- _WHAT TO WORK ON_: For every line in the data below that contains "Google", copy the line.

- _MATERIAL FOR THIS TASK_:

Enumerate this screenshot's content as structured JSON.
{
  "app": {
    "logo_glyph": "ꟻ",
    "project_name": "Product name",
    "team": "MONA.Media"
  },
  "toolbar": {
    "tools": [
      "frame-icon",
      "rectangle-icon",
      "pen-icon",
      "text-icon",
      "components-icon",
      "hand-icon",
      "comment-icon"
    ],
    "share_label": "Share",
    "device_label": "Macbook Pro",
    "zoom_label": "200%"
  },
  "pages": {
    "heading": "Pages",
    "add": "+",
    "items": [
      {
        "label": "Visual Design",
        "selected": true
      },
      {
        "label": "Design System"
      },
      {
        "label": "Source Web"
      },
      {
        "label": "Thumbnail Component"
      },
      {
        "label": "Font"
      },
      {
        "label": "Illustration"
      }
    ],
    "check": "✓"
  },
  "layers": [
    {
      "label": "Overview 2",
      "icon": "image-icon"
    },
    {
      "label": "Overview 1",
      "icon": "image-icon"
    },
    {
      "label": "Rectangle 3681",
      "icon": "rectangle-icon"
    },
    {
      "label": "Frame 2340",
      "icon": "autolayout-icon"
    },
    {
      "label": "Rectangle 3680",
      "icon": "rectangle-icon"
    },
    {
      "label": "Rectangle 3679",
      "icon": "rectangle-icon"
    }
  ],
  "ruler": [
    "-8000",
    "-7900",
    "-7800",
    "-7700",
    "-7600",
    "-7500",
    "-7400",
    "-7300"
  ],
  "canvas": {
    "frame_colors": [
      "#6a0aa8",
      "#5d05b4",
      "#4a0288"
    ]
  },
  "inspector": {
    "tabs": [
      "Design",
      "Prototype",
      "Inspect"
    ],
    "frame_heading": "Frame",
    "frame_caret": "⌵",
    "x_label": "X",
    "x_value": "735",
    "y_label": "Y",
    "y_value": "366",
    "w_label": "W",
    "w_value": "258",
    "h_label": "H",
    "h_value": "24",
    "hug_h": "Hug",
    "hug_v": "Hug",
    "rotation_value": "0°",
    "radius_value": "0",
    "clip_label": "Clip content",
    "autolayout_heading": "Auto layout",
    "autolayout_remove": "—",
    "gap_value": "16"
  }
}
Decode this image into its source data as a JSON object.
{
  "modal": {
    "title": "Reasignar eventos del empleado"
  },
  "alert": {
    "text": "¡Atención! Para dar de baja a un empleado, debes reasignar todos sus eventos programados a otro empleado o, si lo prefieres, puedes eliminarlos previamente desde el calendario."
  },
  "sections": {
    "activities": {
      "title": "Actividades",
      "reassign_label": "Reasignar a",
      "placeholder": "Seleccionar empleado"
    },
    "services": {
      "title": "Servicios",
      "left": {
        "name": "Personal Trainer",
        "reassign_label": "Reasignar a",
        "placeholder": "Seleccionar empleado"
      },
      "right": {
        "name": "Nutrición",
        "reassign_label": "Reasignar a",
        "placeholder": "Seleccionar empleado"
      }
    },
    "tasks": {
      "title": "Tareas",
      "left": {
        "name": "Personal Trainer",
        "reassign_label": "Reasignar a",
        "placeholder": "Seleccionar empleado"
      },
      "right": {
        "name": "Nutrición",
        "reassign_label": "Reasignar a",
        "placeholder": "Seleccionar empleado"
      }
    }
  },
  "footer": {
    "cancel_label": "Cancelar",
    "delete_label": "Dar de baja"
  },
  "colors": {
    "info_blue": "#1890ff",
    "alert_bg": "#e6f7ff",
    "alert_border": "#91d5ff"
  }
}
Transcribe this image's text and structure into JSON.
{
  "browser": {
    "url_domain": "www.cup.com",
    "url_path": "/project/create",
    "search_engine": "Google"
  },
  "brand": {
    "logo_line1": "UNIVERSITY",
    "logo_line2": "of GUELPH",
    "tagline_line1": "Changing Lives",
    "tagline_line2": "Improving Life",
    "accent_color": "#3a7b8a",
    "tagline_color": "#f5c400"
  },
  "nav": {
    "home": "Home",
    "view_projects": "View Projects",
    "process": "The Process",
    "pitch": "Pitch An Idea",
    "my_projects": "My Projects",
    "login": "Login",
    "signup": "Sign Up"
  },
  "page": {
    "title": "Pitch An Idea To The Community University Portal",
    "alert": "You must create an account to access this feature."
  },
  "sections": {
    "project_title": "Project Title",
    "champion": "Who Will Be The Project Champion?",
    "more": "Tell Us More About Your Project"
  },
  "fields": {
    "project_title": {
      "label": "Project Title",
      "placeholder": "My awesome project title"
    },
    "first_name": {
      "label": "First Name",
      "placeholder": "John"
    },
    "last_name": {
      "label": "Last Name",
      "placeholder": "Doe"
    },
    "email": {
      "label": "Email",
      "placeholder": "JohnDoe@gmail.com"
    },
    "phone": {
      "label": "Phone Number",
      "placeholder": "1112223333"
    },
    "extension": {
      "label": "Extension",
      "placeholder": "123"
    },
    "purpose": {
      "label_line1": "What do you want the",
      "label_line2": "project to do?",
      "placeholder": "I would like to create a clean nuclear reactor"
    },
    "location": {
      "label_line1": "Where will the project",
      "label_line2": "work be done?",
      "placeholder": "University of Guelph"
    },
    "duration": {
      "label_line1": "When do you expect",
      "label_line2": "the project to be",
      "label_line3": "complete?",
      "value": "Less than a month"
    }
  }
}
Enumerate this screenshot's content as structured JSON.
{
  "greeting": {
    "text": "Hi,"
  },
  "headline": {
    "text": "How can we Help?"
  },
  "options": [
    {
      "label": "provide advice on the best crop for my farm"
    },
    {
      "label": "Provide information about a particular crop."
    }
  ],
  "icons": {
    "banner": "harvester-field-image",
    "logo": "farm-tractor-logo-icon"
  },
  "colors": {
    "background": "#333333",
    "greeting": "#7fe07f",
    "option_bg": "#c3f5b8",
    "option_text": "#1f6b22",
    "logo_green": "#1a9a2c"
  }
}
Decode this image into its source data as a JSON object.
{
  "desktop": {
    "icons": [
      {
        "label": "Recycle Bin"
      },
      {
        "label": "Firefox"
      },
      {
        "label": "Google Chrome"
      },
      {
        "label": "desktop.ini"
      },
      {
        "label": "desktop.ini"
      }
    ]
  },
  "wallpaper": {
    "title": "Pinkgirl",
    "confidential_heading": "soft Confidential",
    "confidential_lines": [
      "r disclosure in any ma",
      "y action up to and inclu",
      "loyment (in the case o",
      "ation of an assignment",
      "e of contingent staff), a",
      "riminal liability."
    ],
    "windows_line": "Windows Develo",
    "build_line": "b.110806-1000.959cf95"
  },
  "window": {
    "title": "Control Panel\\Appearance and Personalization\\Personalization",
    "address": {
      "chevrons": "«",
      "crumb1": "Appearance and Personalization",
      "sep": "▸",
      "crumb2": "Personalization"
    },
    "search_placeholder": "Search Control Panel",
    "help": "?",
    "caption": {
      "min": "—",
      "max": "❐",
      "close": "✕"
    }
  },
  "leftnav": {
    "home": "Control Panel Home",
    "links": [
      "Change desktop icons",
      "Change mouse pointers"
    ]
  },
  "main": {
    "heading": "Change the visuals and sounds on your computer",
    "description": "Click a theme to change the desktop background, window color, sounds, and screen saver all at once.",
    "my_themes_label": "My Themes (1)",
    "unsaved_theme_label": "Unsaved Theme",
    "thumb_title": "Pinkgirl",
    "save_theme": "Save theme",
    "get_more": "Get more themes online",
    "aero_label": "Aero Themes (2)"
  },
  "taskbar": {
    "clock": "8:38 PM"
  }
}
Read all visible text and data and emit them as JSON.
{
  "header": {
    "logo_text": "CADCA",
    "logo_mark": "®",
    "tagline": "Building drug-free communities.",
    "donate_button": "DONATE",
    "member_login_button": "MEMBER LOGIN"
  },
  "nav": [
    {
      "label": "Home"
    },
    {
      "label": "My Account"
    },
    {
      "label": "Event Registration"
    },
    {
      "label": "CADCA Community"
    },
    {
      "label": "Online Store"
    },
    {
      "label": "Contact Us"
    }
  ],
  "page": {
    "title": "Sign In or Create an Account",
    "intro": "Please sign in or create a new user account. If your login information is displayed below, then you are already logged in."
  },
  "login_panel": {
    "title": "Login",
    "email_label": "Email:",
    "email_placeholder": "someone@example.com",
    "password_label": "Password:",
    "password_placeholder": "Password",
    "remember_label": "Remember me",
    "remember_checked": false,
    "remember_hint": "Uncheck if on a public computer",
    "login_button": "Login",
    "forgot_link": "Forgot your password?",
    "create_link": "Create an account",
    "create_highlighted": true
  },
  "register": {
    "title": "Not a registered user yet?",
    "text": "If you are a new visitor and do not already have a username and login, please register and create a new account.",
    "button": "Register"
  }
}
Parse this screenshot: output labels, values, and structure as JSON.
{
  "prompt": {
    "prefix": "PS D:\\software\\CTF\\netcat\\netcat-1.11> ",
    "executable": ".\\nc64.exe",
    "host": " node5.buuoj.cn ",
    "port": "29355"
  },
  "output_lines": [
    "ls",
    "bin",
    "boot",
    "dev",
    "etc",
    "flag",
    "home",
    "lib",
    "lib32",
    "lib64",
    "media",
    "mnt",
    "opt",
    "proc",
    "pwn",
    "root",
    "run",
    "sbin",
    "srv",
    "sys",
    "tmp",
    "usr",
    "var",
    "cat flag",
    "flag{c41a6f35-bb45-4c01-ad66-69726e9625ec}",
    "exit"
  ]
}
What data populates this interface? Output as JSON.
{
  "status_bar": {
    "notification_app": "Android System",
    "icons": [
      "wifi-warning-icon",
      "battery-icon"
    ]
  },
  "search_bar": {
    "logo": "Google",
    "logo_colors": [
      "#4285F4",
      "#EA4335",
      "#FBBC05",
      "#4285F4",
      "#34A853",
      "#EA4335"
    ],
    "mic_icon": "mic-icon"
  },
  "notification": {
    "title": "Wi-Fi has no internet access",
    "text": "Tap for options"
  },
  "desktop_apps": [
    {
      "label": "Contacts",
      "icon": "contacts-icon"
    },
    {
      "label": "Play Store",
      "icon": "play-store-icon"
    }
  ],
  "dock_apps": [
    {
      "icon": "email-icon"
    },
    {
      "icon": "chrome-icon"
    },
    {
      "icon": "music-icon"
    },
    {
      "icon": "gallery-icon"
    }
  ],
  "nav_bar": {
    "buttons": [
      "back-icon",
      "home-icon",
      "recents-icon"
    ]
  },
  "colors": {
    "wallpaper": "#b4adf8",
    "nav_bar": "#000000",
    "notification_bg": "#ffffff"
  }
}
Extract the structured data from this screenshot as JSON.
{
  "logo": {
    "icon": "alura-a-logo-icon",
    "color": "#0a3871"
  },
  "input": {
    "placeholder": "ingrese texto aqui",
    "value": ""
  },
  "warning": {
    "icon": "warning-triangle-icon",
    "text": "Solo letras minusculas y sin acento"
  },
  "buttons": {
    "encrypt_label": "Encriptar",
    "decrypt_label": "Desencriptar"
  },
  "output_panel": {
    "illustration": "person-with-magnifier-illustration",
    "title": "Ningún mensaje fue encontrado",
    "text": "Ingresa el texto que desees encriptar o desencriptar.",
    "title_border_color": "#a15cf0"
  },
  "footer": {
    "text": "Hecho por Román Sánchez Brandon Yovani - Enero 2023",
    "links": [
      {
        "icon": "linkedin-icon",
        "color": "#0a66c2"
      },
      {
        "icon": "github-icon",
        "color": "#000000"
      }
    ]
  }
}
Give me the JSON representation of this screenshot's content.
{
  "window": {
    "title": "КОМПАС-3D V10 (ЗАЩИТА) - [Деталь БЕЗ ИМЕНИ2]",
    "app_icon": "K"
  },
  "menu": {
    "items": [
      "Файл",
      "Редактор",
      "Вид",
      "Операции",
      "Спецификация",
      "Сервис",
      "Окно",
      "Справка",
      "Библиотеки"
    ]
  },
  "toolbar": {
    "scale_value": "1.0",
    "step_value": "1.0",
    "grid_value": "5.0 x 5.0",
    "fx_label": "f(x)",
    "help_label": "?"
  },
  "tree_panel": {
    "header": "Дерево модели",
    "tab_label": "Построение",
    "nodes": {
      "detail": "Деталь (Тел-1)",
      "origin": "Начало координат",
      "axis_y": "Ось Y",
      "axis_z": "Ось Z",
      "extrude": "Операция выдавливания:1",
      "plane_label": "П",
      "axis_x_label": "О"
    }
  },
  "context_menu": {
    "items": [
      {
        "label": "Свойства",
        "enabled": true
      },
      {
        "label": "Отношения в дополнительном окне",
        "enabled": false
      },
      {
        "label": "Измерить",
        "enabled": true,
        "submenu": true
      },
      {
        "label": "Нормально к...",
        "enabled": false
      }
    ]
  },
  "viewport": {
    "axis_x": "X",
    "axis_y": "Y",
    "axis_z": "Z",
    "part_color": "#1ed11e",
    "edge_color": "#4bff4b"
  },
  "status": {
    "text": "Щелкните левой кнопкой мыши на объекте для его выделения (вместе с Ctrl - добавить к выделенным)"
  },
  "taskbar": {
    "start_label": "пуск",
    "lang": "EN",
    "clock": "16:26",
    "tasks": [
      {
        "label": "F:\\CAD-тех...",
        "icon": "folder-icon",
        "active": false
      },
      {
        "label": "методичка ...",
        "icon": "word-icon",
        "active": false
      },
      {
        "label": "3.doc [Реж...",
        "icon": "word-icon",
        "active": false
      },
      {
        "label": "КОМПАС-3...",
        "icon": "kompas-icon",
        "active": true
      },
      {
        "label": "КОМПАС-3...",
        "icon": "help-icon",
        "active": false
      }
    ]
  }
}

- _THE COMPLETED TASK_:
    "search_engine": "Google"
        "label": "Google Chrome"
    "logo": "Google",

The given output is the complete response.